The role of the government is to preserve tradition and the existing social order. Social change is a threat to established practices and beliefs. The established social elite should lead the government. The elite may enact policies that benefit the general public, but that is secondary to its interests and objectives. Public policy reflects the interest of those who exercise influence and control, and the benefits of public policy go disproportionately to the elite. Family, social, and economic relationships form the basis for maintaining this elite structure. Mass political participation (by common people and the poor) is discouraged. Although political parties exist, they have only minimal importance. Competition is between rival factions within the elite rather than between political parties.
Traditionalistic Political Culture
In 2003, Texas ranked 48th in the amount of money the state government spent on each person (also known as per-capita spending).
Select each chili pepper and read a brief description about the attitudes and      beliefs that shape Texas' political culture. Test your knowledge regarding the influence of Texas' political culture on      its public policies and practices with the Self-check Quiz.
Select the i button before beginning the activity.
Because of the Supreme Court’s ruling supporting same-sex marriage, the resistance to this issue in Texas has gone away.
Correct. 2, 4 and 5 reflect Texas' political culture.
A 2009 Gallup poll lists Texas as one of the ten top liberal states.
A proposal to rewrite the Texas constitution was rejected by the Legislature in 1999.
Question 1 of 3:  Which of these reflects Texas political culture? (Select all that apply)
Texas is generally referred to as a state with a constitutionally weak Governor.
In 2005, Texas ranked first in the percentage of workers without health insurance.
Question 2 of 3:  Which of these reflects Texas political culture? (Select all that apply)
Correct. 1, 2, and 4 reflect Texas' political culture.
In 2004, Texas ranked first in the percentage of households “at risk for hunger.”
Texas legislators work full-time and are among the highest paid state legislators.
Select the i button beforebeginning the activity.
In 2009, Governor Rick Perry of Texas signed a bill repealing the death penalty.
Liquor cannot be purchased at grocery stores before noon on Sundays in Texas.
In Texas, households with the lowest incomes pay the highest percentage of their income in taxes; households with the highest incomes pay the lowest percentage of their income in taxes.
Correct. 1, 2, 4 and 5 reflect Texas' political culture. Congratulations. You’ve identified the policies and practices that reflect Texas’ political culture.
Question 3 of 3:  Which of these reflects Texas political culture? (Select all that apply)
The Texas State Board of Education adopted a social studies and history curriculum that waters down the teaching of the civil rights movement, religious freedoms, and America's relationship with the United Nations.

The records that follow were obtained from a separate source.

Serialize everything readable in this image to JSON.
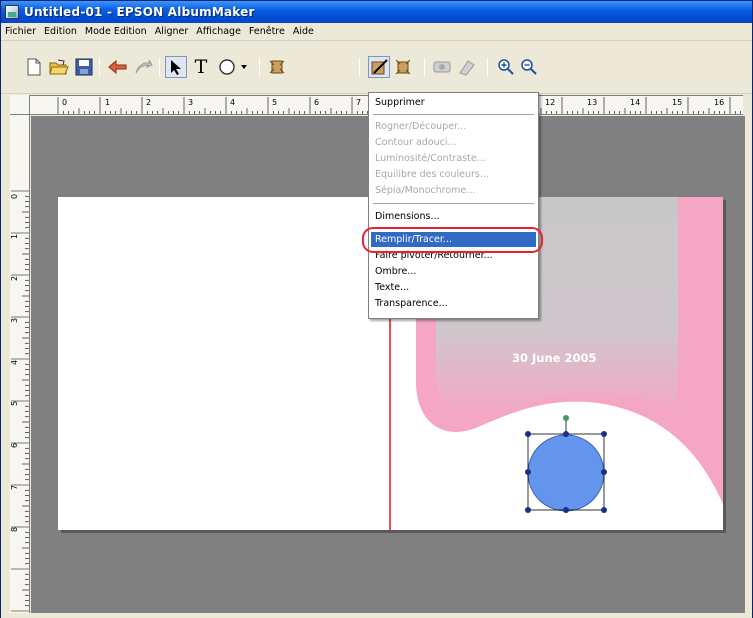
{
  "window": {
    "title": "Untitled-01 - EPSON AlbumMaker"
  },
  "menubar": {
    "items": [
      "Fichier",
      "Edition",
      "Mode Edition",
      "Aligner",
      "Affichage",
      "Fenêtre",
      "Aide"
    ]
  },
  "toolbar": {
    "icons": [
      "new-document-icon",
      "open-folder-icon",
      "save-icon",
      "undo-icon",
      "redo-icon",
      "select-arrow-icon",
      "text-tool-icon",
      "shape-tool-icon",
      "photo-frame-icon",
      "image-edit-icon",
      "image-effect-icon",
      "clipart-icon",
      "background-icon",
      "zoom-in-icon",
      "zoom-out-icon"
    ],
    "text_tool_label": "T"
  },
  "rulers": {
    "horizontal_labels": [
      "0",
      "1",
      "2",
      "3",
      "4",
      "5",
      "6",
      "7",
      "12",
      "13",
      "14",
      "15",
      "16"
    ],
    "vertical_labels": [
      "0",
      "1",
      "2",
      "3",
      "4",
      "5",
      "6",
      "7",
      "8"
    ]
  },
  "page": {
    "date_text": "30 June 2005",
    "accent_color": "#f4a6c4",
    "gray_panel_color": "#c8c8c8",
    "circle_fill_color": "#6495ed",
    "fold_line_color": "#e8232d"
  },
  "dropdown": {
    "items": [
      {
        "label": "Supprimer",
        "state": "normal"
      },
      {
        "label": "Rogner/Découper...",
        "state": "disabled"
      },
      {
        "label": "Contour adouci...",
        "state": "disabled"
      },
      {
        "label": "Luminosité/Contraste...",
        "state": "disabled"
      },
      {
        "label": "Equilibre des couleurs...",
        "state": "disabled"
      },
      {
        "label": "Sépia/Monochrome...",
        "state": "disabled"
      },
      {
        "label": "Dimensions...",
        "state": "normal"
      },
      {
        "label": "Remplir/Tracer...",
        "state": "highlighted"
      },
      {
        "label": "Faire pivoter/Retourner...",
        "state": "normal"
      },
      {
        "label": "Ombre...",
        "state": "normal"
      },
      {
        "label": "Texte...",
        "state": "normal"
      },
      {
        "label": "Transparence...",
        "state": "normal"
      }
    ],
    "highlight_color": "#316ac5",
    "callout_color": "#e8232d"
  }
}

More than 600 Chief Executive Officers rated Texas as the most anti-business state with the most prohibitive business regulations.

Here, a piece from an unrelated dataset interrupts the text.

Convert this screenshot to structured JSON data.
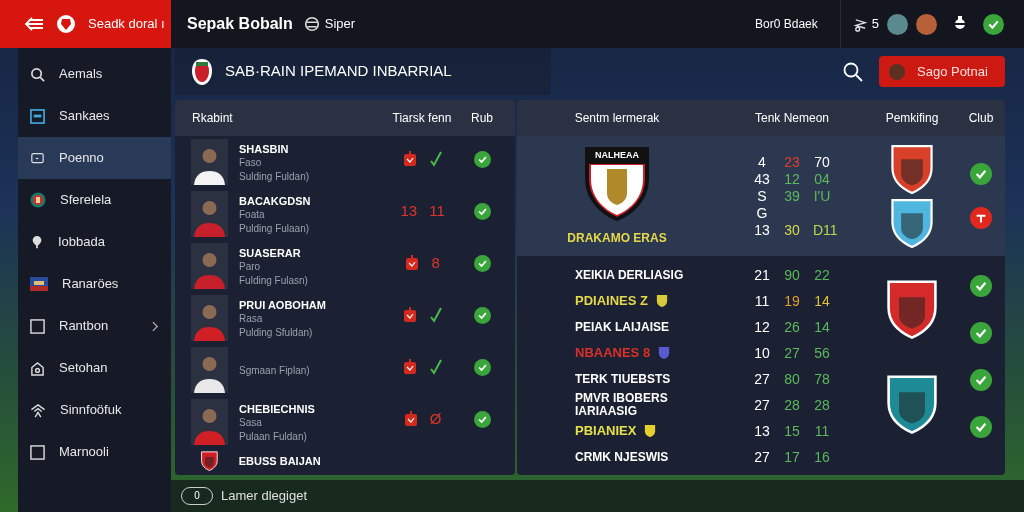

In 2004, Texas ranked 32nd in drinking water quality.
Reset Activity
Texas is a Right-to-Work state. It is illegal for a company to require an employee to join a union or pay union dues in order to be employed or remain employed.